Sometimes it seems that all of the “journeys” people share on social media are only told once noticeable progress has been made. Not often do people share their “before photos” immediately after they are taken. No, instead they wait until 6 months into a diet. Or a year after they were at their lowest point in parenting, since which they’ve learned to love more patiently and offer grace to the little monsters they live with. “Looking back,” people often tell us their starting point was nothing to be ashamed of. The thing is, though, our own starting place seems a lot further from progress when we compare it to someone 2 laps ahead of us.
I’m not saying that progress stories cannot be encouraging. They are something to be proud of. Honestly, your story is something to be celebrated. Please don’t stop- I’ll even bring the balloons.
Hear me when I say, though, maybe we don’t have to wait until the celebration to tell our people we’re in the race.
Many young people often claim to live transparent lives. I believe it’s trendy, actually. Honest, open, “struggle bus,” messy lives. How honest is our so-called transparency, though, when we only share the lows once we’ve come out of them?
A quick google search will prove this to be true…
“For the person who hates working out” written by a fitness trainer
“To the person struggling with addiction” ..written by an author who no longer is
“To the single woman looking for a man who loves God more than her” ..written by a married woman
All of these articles probably contain beautiful advice. I’m sure they each share some insight into a personal reason the writer can relate to the reader. How much, though, can the reader really relate to the writer?

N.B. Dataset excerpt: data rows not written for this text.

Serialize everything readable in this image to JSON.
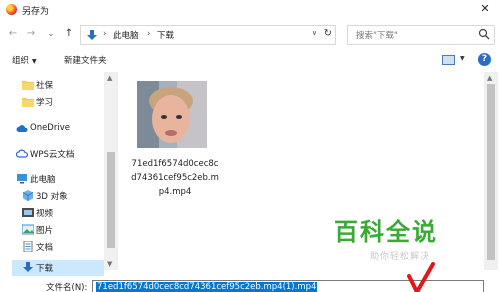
{
  "window": {
    "title": "另存为",
    "close_glyph": "✕"
  },
  "nav": {
    "back_glyph": "←",
    "forward_glyph": "→",
    "recent_glyph": "⌄",
    "up_glyph": "↑",
    "breadcrumb": [
      "此电脑",
      "下载"
    ],
    "breadcrumb_sep": "›",
    "dropdown_glyph": "∨",
    "refresh_glyph": "↻",
    "search_placeholder": "搜索\"下载\""
  },
  "toolbar": {
    "organize_label": "组织",
    "dropdown_glyph": "▼",
    "new_folder_label": "新建文件夹",
    "help_glyph": "?"
  },
  "sidebar": {
    "items": [
      {
        "label": "社保",
        "icon": "folder-icon"
      },
      {
        "label": "学习",
        "icon": "folder-icon"
      },
      {
        "label": "OneDrive",
        "icon": "cloud-icon"
      },
      {
        "label": "WPS云文档",
        "icon": "wps-cloud-icon"
      },
      {
        "label": "此电脑",
        "icon": "computer-icon"
      },
      {
        "label": "3D 对象",
        "icon": "cube-icon"
      },
      {
        "label": "视频",
        "icon": "video-icon"
      },
      {
        "label": "图片",
        "icon": "picture-icon"
      },
      {
        "label": "文档",
        "icon": "document-icon"
      },
      {
        "label": "下载",
        "icon": "download-icon",
        "selected": true
      }
    ]
  },
  "files": [
    {
      "name": "71ed1f6574d0cec8cd74361cef95c2eb.mp4.mp4",
      "type": "video-thumbnail"
    }
  ],
  "save": {
    "filename_label": "文件名(N):",
    "filename_value": "71ed1f6574d0cec8cd74361cef95c2eb.mp4(1).mp4"
  },
  "watermark": {
    "brand": "百科全说",
    "subtitle": "助你轻松解决"
  },
  "colors": {
    "selection_blue": "#0078d7",
    "sidebar_selected": "#cce8ff",
    "folder_yellow": "#f6c94a",
    "brand_green": "#3aaa35",
    "annotation_red": "#e3161c"
  }
}
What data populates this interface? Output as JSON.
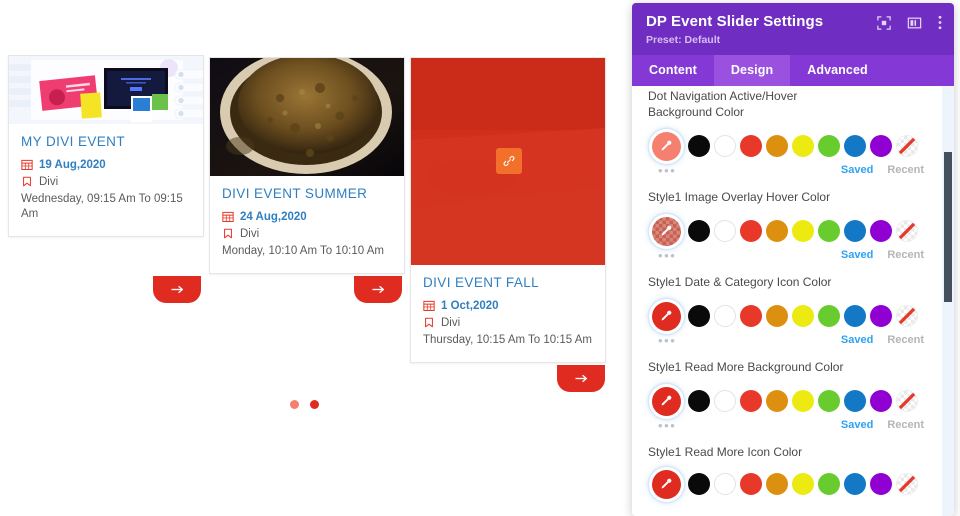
{
  "slider": {
    "cards": [
      {
        "title": "MY DIVI EVENT",
        "date": "19 Aug,2020",
        "category": "Divi",
        "time": "Wednesday, 09:15 Am To 09:15 Am",
        "image_alt": "design-portfolio-mockup",
        "read_more_icon": "arrow-right-icon"
      },
      {
        "title": "DIVI EVENT SUMMER",
        "date": "24 Aug,2020",
        "category": "Divi",
        "time": "Monday, 10:10 Am To 10:10 Am",
        "image_alt": "bowl-of-spice-powder",
        "read_more_icon": "arrow-right-icon"
      },
      {
        "title": "DIVI EVENT FALL",
        "date": "1 Oct,2020",
        "category": "Divi",
        "time": "Thursday, 10:15 Am To 10:15 Am",
        "image_alt": "red-overlay-photo",
        "overlay_icon": "link-icon",
        "read_more_icon": "arrow-right-icon"
      }
    ],
    "dots": [
      {
        "state": "inactive",
        "color": "#f58070"
      },
      {
        "state": "active",
        "color": "#e02b20"
      }
    ],
    "colors": {
      "title": "#2f7fc1",
      "date": "#2f7fc1",
      "icon": "#e8382a",
      "read_more_bg": "#e02b20",
      "overlay": "#d62d19",
      "link_button": "#f2702a"
    }
  },
  "panel": {
    "title": "DP Event Slider Settings",
    "preset": "Preset: Default",
    "head_icons": [
      {
        "name": "focus-icon"
      },
      {
        "name": "layout-panel-icon"
      },
      {
        "name": "more-vertical-icon"
      }
    ],
    "tabs": [
      {
        "label": "Content",
        "active": false
      },
      {
        "label": "Design",
        "active": true
      },
      {
        "label": "Advanced",
        "active": false
      }
    ],
    "accent": "#6f2ec1",
    "tabbar_bg": "#8439d6",
    "tab_active_bg": "#9b51e0",
    "saved_label": "Saved",
    "recent_label": "Recent",
    "ellipsis_label": "•••",
    "palette": [
      {
        "name": "black",
        "hex": "#0a0a0a"
      },
      {
        "name": "white",
        "hex": "#ffffff"
      },
      {
        "name": "red",
        "hex": "#e8382a"
      },
      {
        "name": "orange",
        "hex": "#dd9010"
      },
      {
        "name": "yellow",
        "hex": "#edea11"
      },
      {
        "name": "green",
        "hex": "#68cc2e"
      },
      {
        "name": "blue",
        "hex": "#1379c6"
      },
      {
        "name": "purple",
        "hex": "#9000d2"
      },
      {
        "name": "transparent",
        "hex": "transparent"
      }
    ],
    "fields": [
      {
        "label": "Dot Navigation Active/Hover Background Color",
        "current": "#f58070",
        "current_kind": "solid",
        "clipped": true
      },
      {
        "label": "Style1 Image Overlay Hover Color",
        "current": "#d46a5c",
        "current_kind": "checker",
        "clipped": false
      },
      {
        "label": "Style1 Date & Category Icon Color",
        "current": "#e02b20",
        "current_kind": "solid",
        "clipped": false
      },
      {
        "label": "Style1 Read More Background Color",
        "current": "#e02b20",
        "current_kind": "solid",
        "clipped": false
      },
      {
        "label": "Style1 Read More Icon Color",
        "current": "#e02b20",
        "current_kind": "solid",
        "clipped": false
      }
    ],
    "scrollbar": {
      "name": "vertical-scrollbar",
      "thumb_color": "#44505e"
    }
  }
}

I’ve noticed that especially in the Christian community, we are willing to open up and share that we are “struggling” a bit, but we shy away from admitting when we are truly broken. You know, the brokenness that sits down the road from those small struggles. Deep in the “I don’t even know where to go from here” thoughts. Actually, for a long time I proudly wore a shirt that said, “your brokenness is welcome here.” It was true. But the back should have said “but mine probably isn’t, so let’s focus on yours.”
Well. Today, I’m flipping the shirt around. Welcoming in my own brokenness. Stepping away from fear and shame. Sharing my story of depression and anxiety instead of hiding from the stigma.
I don’t mean the depression and anxiety skeleton of my past, although that would be fun to lay out on the table for all to see. (Maybe another time.) But the one that sneaks up on me daily after my quiet, morning routine. The one that lingers throughout a beautiful season of wedding planning. The one that hasn’t run away fearful even though the sun came out. The one that my husband spends his every day trying to understand, as he reminds me to take my medicine. The one that I am super good at compressing for a bit, while I overwork, throw myself 100% at a new project, or put on a big smile and bubbly voice for game night.
And there is a shame that can creep up in the shadows of mental health problems. For years I’ve lived believing that if I know Jesus, and He is transforming my heart, depression should not be part of my story any longer. After all, in His presence there is fullness of joy.
There is a truth that squashes this belief, though. One that the Lord has laid on my heart during this quarantine. It has become clear to me that one’s battle with mental health is not equivalent to a lack of faith.
Depression and Jesus can coexist. Anxiety and Jesus can coexist. Luckily, we know Who gets the last word.
This isn’t where I tell you that this truth has opened my eyes, kicked out my depression, and now I can sit in a pile of smiles and strawberries every day, shouting, “see ya later, before picture!”
Nope. I’m still here. Still struggling. Still remembering to take my Zoloft. Still turning to the Lord in pain, praying He will take it away, and questioning His purposes when He doesn’t. Still crying a lot. And cuddling Tuck and J as often as I can. Or truthfully, pushing them away when the cuddles don’t help. And honestly, today there are some big smiles, but there is no pile of strawberries. Just a weighted blanket and left-over, frozen, wedding cake. But you know what? I’m not hiding.
And it has been so wonderful to let my people in. God gives us people to love and be loved by. Those of whom we can speak and receive encouragement.
No idea how far the finish line is, but I’m in the race, folks.
Hebrews 12:1 says, “Therefore, since we are surrounded by so great a cloud of witnesses, let us also lay aside every weight, and sin which clings so closely, and let us run with endurance the race that is set before us.”
And boy oh boy, this race is not over. And I wouldn’t want it to be. A friend reminded me the other day that the things that make us more like Jesus are a blessing not a curse. I know this is one of those things.
I hope you will imagine with me now this cartoon I have paying in my head. It’s me running on a long track (you know it’s in my head, because I don’t run). And I’m sweating and barely getting my feet off the ground at some points. And I look over to see depression running on my right, while anxiety closes in on the other side. BUT THEN I see Jesus, who scoops me up and says, “Cmon, kiddo, the joy is this way!”